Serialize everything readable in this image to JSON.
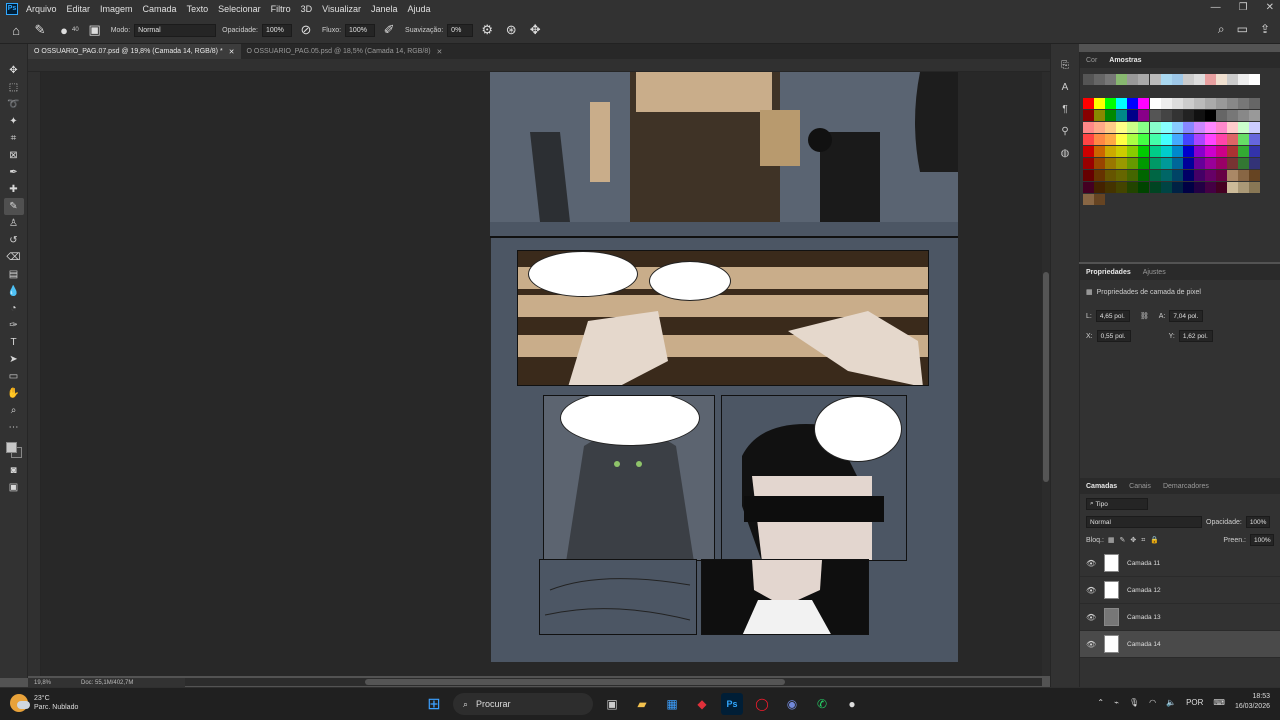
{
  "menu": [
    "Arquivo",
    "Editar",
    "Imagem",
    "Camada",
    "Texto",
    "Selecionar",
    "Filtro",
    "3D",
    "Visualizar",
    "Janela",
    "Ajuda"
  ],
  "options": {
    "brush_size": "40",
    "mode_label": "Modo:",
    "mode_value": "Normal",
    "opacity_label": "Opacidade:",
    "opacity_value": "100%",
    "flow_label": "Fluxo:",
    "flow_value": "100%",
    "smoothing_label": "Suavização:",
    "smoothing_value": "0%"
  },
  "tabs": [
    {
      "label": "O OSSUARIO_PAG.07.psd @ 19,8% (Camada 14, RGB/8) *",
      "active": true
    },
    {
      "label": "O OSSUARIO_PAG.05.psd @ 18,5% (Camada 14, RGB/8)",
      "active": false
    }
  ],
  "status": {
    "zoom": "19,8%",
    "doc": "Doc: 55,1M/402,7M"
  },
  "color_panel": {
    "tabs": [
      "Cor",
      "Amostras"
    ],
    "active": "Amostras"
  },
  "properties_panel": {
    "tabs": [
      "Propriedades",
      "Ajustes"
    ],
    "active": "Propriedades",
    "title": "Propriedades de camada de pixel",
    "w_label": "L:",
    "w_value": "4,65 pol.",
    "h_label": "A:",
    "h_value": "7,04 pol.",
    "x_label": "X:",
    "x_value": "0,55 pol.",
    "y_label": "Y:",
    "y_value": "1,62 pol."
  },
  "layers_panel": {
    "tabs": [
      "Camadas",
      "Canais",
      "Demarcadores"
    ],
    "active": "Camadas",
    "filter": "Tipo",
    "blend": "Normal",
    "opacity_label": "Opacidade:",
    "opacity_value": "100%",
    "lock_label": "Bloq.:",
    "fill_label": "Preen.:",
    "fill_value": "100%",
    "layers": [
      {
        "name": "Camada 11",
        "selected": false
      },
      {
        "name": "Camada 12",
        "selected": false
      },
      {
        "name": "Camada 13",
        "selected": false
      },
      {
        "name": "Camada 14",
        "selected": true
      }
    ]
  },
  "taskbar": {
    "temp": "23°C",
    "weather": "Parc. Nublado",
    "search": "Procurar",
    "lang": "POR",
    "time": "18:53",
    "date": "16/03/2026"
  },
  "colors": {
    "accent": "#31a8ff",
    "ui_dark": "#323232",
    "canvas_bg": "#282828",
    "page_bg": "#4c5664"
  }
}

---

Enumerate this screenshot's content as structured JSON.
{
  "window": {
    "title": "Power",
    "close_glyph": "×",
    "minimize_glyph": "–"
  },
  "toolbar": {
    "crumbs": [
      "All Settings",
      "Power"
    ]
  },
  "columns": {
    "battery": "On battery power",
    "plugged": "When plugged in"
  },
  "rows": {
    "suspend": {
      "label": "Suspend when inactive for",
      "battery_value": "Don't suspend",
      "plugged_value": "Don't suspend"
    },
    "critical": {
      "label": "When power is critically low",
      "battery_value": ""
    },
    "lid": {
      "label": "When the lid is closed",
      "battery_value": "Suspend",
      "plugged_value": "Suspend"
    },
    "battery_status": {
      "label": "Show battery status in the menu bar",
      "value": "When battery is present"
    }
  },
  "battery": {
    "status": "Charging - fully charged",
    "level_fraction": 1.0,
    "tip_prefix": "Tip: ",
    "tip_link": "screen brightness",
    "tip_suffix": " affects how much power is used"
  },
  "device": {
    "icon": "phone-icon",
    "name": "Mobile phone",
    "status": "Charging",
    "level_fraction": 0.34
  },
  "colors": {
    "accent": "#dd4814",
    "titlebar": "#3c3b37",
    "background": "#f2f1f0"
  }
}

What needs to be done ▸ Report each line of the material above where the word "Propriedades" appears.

Expected output ▸
      "Propriedades",
    "active": "Propriedades",
    "title": "Propriedades de camada de pixel",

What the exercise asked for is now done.